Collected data
┄┄┄┄┄┄

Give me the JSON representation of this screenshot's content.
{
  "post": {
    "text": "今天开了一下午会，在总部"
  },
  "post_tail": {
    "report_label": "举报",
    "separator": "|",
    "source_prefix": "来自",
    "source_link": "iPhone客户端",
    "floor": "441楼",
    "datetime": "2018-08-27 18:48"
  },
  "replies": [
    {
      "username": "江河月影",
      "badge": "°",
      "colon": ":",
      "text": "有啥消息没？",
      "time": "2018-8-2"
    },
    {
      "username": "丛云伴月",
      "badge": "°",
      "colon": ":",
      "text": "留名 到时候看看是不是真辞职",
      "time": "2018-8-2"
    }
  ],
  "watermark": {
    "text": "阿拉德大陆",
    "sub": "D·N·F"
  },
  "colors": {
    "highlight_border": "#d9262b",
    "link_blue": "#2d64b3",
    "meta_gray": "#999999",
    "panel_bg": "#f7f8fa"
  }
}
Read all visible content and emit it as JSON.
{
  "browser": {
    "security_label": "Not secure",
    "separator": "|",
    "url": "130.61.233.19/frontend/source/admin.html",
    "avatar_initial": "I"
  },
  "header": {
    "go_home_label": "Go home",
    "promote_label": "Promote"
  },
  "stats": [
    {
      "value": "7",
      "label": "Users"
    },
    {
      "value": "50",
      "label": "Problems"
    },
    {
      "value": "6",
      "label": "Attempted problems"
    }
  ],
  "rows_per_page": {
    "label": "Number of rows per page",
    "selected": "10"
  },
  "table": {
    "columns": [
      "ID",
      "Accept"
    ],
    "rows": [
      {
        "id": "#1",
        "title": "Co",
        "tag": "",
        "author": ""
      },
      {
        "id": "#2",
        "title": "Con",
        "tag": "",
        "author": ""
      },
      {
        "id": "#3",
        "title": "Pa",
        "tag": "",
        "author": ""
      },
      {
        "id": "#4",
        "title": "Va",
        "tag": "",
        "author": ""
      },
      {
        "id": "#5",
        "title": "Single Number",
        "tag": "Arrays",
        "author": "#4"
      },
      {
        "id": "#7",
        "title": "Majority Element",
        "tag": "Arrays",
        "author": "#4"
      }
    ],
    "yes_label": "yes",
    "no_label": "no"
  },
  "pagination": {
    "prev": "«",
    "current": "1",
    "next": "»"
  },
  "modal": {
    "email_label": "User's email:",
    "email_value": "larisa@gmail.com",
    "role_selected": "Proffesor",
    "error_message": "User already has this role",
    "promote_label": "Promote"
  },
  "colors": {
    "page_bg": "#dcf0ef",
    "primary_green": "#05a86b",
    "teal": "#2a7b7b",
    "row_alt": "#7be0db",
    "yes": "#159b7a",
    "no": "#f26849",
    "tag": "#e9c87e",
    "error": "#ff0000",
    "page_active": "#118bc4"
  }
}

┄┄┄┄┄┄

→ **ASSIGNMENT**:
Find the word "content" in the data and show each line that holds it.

→ **RESULT OF THE EXERCISE**:
Give me the JSON representation of this screenshot's content.
Read all visible content and emit it as JSON.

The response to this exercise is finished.